30 July 2010
Graphene stress produces gigantic pseudo-magnetic fields
by Kate Melville
Researchers have reported the creation of pseudo-magnetic fields far stronger than the strongest magnetic fields ever sustained in a laboratory - just by putting the right kind of strain onto a patch of graphene (a sheet made from a single layer of carbon atoms). The finding, reported in Science, adds to graphene's growing list of experimental surprises.
"We have shown experimentally that when graphene is stretched to form nanobubbles on a platinum substrate, electrons behave as if they were subject to magnetic fields in excess of 300 tesla, even though no magnetic field has actually been applied," says Michael Crommie, from Berkeley National Laboratory. "This is a completely new physical effect that has no counterpart in any other condensed matter system."
Previously, it was difficult to sustain tremendously strong magnetic fields in a laboratory setting. The current record is 85 tesla for a field that lasts only thousandths of a second. When stronger fields are created, the magnets blow themselves apart.
The ability to make electrons behave as if they were in magnetic fields of 300 tesla or more - just by stretching graphene - offers a new window on fundamental science made possible by graphene's electronic behavior, which is unlike any other material's.
Crommie explained that a carbon atom has four valence electrons; in graphene, three electrons bond in a plane with their neighbors to form a strong hexagonal pattern, like chicken-wire. The fourth electron sticks up out of the plane and is free to hop from one atom to the next. These electrons (known as pi-bond electrons) act as if they have no mass at all and can move at almost one percent of the speed of light.
The idea that a deformation of graphene might lead to the appearance of a pseudo-magnetic field first arose even before graphene sheets had been isolated, in the context of carbon nanotubes (which are simply rolled-up graphene). In early 2010, theorist Francisco Guinea of the Institute of Materials Science of Madrid developed these ideas and predicted that if graphene could be stretched along its three main crystallographic directions, it would effectively act as though it were placed in a uniform magnetic field. This is because strain changes the bond lengths between atoms and affects the way electrons move between them. The pseudo-magnetic field would reveal itself through its effects on electron orbits.
Describing the discovery, Crommie says, "We had the benefit of a remarkable stroke of serendipity." Crommie's research group had been using a scanning tunneling microscope to study graphene monolayers grown on a platinum substrate. A scanning tunneling microscope works by using a sharp needle probe that skims along the surface of a material to measure minute changes in electrical current, revealing the density of electron states at each point in the scan while building an image of the surface.
Crommie was meeting with a visiting theorist from Boston University, Antonio Castro Neto, about a completely different topic when a research team member came into his office with the latest data. "It showed nanobubbles, little pyramid-like protrusions, in a patch of graphene on the platinum surface," Crommie says, "and associated with the graphene nanobubbles there were distinct peaks in the density of electron states." Crommie says his visitor, Castro Neto, took one look and said, "That looks like the Landau levels [where constructive interference occurs in an orbiting electron's quantum wave function] predicted for strained graphene."
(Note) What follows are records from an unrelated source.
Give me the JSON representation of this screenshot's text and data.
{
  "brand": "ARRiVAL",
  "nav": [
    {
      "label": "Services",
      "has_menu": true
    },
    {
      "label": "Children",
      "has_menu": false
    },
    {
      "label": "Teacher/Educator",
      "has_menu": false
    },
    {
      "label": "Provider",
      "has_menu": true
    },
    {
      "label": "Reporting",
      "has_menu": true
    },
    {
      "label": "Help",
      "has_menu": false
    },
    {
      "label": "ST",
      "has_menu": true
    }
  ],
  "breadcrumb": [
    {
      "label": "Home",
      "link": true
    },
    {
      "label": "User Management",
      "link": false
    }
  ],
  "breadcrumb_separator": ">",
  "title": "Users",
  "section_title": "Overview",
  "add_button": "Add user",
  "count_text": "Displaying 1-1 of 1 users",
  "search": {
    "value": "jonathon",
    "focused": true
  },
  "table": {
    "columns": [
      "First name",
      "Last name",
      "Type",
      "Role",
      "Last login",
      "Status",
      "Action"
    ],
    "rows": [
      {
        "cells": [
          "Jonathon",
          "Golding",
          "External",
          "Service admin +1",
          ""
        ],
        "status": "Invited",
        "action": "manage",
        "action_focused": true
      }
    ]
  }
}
Sure enough, close examination of the triangular bubbles revealed that their chicken-wire lattice had been stretched precisely along the three axes needed to induce the strain orientation that Guinea had predicted would give rise to pseudo-magnetic fields. The greater the curvature of the bubbles, the greater the strain, and the greater the strength of the pseudo-magnetic field. The increased density of electron states revealed by scanning tunneling spectroscopy corresponded to Landau levels, in some cases indicating giant pseudo-magnetic fields of 300 tesla or more.
"Getting the right strain resulted from a combination of factors," Crommie says. "To grow graphene on the platinum we had exposed the platinum to ethylene and at high temperature the carbon atoms formed a sheet of graphene whose orientation was determined by the platinum's lattice structure."
To get the highest resolution from the scanning tunneling microscope, the system was then cooled to a few degrees above absolute zero. Both the graphene and the platinum contracted - but the platinum shrank more, with the result that excess graphene pushed up into bubbles, measuring four to 10 nanometers across and from a third to more than two nanometers high.
To confirm that the experimental observations were consistent with theoretical predictions, Castro Neto worked with Guinea to model a nanobubble typical of those found by the Crommie group. The resulting theoretical picture was a near-match to what the experimenters had observed: a strain-induced pseudo-magnetic field some 200 to 400 tesla strong in the regions of greatest strain, for nanobubbles of the correct size.
The opportunities for basic science with strain engineering are huge, says Crommie. "Controlling where electrons live and how they move is an essential feature of all electronic devices. New types of control allow us to create new devices, and so our demonstration of strain engineering in graphene provides an entirely new way for mechanically controlling electronic structure in graphene. The effect is so strong that we could do it at room temperature."
Source: Lawrence Berkeley National Laboratory